** Directions **
Print the entries exactly; skip the pictures.

** Material supplied **
___

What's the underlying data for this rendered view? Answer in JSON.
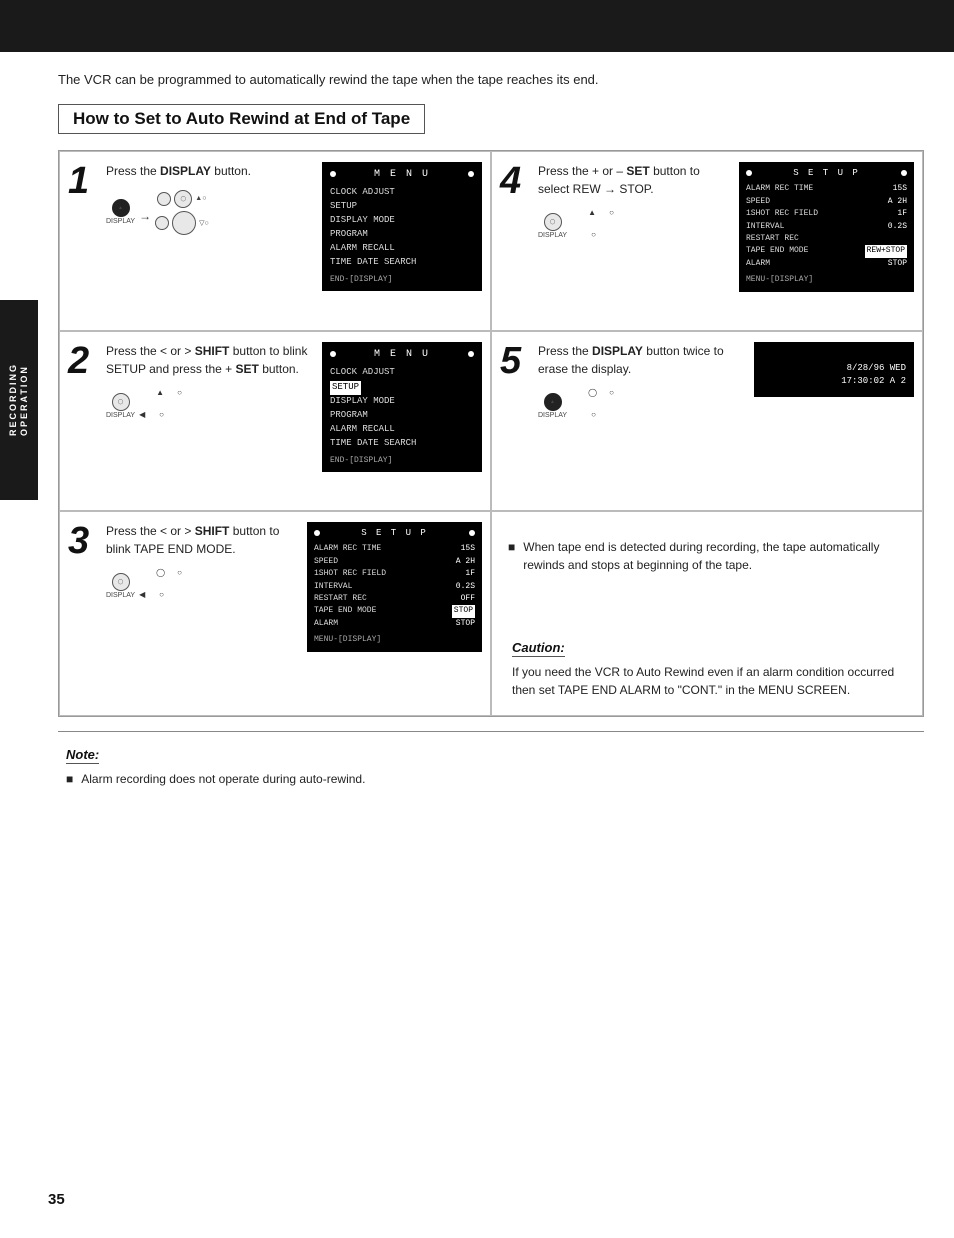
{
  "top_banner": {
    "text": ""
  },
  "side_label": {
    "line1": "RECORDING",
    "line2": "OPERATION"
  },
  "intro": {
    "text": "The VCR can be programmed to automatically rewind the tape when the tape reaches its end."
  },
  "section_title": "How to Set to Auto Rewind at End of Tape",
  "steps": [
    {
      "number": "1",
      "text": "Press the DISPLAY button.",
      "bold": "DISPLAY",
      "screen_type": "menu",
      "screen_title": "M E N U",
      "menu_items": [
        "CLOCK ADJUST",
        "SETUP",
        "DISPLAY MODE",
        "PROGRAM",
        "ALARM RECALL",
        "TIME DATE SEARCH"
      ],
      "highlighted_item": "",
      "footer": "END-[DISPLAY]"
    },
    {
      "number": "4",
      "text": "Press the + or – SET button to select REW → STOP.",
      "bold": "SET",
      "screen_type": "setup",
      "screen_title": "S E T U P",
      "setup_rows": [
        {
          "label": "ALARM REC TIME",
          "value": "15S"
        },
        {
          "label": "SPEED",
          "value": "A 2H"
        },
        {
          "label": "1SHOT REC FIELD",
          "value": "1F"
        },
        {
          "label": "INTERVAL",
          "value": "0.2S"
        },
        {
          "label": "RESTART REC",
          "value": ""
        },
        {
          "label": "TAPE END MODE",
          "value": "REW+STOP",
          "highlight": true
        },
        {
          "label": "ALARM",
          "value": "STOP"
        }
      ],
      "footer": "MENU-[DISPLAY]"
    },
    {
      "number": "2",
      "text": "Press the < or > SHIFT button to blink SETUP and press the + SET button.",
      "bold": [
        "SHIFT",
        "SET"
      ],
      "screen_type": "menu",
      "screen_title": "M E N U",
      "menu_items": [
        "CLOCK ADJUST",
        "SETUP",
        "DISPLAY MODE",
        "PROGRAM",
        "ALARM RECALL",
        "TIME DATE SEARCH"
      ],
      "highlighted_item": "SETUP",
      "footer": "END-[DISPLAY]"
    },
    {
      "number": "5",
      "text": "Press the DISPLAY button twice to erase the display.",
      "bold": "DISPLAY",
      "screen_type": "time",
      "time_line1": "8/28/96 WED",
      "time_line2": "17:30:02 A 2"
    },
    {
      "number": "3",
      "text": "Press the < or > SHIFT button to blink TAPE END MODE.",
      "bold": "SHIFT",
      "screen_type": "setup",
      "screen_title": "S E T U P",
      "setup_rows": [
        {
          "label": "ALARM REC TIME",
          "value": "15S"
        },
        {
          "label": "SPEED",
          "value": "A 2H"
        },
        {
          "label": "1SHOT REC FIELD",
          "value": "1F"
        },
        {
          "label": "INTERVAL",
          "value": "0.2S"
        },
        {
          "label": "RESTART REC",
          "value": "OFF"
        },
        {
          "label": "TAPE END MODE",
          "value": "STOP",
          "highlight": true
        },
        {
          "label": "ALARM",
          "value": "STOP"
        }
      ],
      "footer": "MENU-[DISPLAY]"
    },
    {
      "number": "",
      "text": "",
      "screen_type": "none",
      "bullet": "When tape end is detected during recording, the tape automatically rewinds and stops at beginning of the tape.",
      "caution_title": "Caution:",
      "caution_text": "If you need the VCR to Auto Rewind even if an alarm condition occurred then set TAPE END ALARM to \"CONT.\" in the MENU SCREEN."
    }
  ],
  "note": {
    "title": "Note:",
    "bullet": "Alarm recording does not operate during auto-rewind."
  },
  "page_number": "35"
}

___

** Written response **
What's the underlying data for this rendered view? Answer in JSON.
{
  "top_banner": {
    "text": ""
  },
  "side_label": {
    "line1": "RECORDING",
    "line2": "OPERATION"
  },
  "intro": {
    "text": "The VCR can be programmed to automatically rewind the tape when the tape reaches its end."
  },
  "section_title": "How to Set to Auto Rewind at End of Tape",
  "steps": [
    {
      "number": "1",
      "text": "Press the DISPLAY button.",
      "bold": "DISPLAY",
      "screen_type": "menu",
      "screen_title": "M E N U",
      "menu_items": [
        "CLOCK ADJUST",
        "SETUP",
        "DISPLAY MODE",
        "PROGRAM",
        "ALARM RECALL",
        "TIME DATE SEARCH"
      ],
      "highlighted_item": "",
      "footer": "END-[DISPLAY]"
    },
    {
      "number": "4",
      "text": "Press the + or – SET button to select REW → STOP.",
      "bold": "SET",
      "screen_type": "setup",
      "screen_title": "S E T U P",
      "setup_rows": [
        {
          "label": "ALARM REC TIME",
          "value": "15S"
        },
        {
          "label": "SPEED",
          "value": "A 2H"
        },
        {
          "label": "1SHOT REC FIELD",
          "value": "1F"
        },
        {
          "label": "INTERVAL",
          "value": "0.2S"
        },
        {
          "label": "RESTART REC",
          "value": ""
        },
        {
          "label": "TAPE END MODE",
          "value": "REW+STOP",
          "highlight": true
        },
        {
          "label": "ALARM",
          "value": "STOP"
        }
      ],
      "footer": "MENU-[DISPLAY]"
    },
    {
      "number": "2",
      "text": "Press the < or > SHIFT button to blink SETUP and press the + SET button.",
      "bold": [
        "SHIFT",
        "SET"
      ],
      "screen_type": "menu",
      "screen_title": "M E N U",
      "menu_items": [
        "CLOCK ADJUST",
        "SETUP",
        "DISPLAY MODE",
        "PROGRAM",
        "ALARM RECALL",
        "TIME DATE SEARCH"
      ],
      "highlighted_item": "SETUP",
      "footer": "END-[DISPLAY]"
    },
    {
      "number": "5",
      "text": "Press the DISPLAY button twice to erase the display.",
      "bold": "DISPLAY",
      "screen_type": "time",
      "time_line1": "8/28/96 WED",
      "time_line2": "17:30:02 A 2"
    },
    {
      "number": "3",
      "text": "Press the < or > SHIFT button to blink TAPE END MODE.",
      "bold": "SHIFT",
      "screen_type": "setup",
      "screen_title": "S E T U P",
      "setup_rows": [
        {
          "label": "ALARM REC TIME",
          "value": "15S"
        },
        {
          "label": "SPEED",
          "value": "A 2H"
        },
        {
          "label": "1SHOT REC FIELD",
          "value": "1F"
        },
        {
          "label": "INTERVAL",
          "value": "0.2S"
        },
        {
          "label": "RESTART REC",
          "value": "OFF"
        },
        {
          "label": "TAPE END MODE",
          "value": "STOP",
          "highlight": true
        },
        {
          "label": "ALARM",
          "value": "STOP"
        }
      ],
      "footer": "MENU-[DISPLAY]"
    },
    {
      "number": "",
      "text": "",
      "screen_type": "none",
      "bullet": "When tape end is detected during recording, the tape automatically rewinds and stops at beginning of the tape.",
      "caution_title": "Caution:",
      "caution_text": "If you need the VCR to Auto Rewind even if an alarm condition occurred then set TAPE END ALARM to \"CONT.\" in the MENU SCREEN."
    }
  ],
  "note": {
    "title": "Note:",
    "bullet": "Alarm recording does not operate during auto-rewind."
  },
  "page_number": "35"
}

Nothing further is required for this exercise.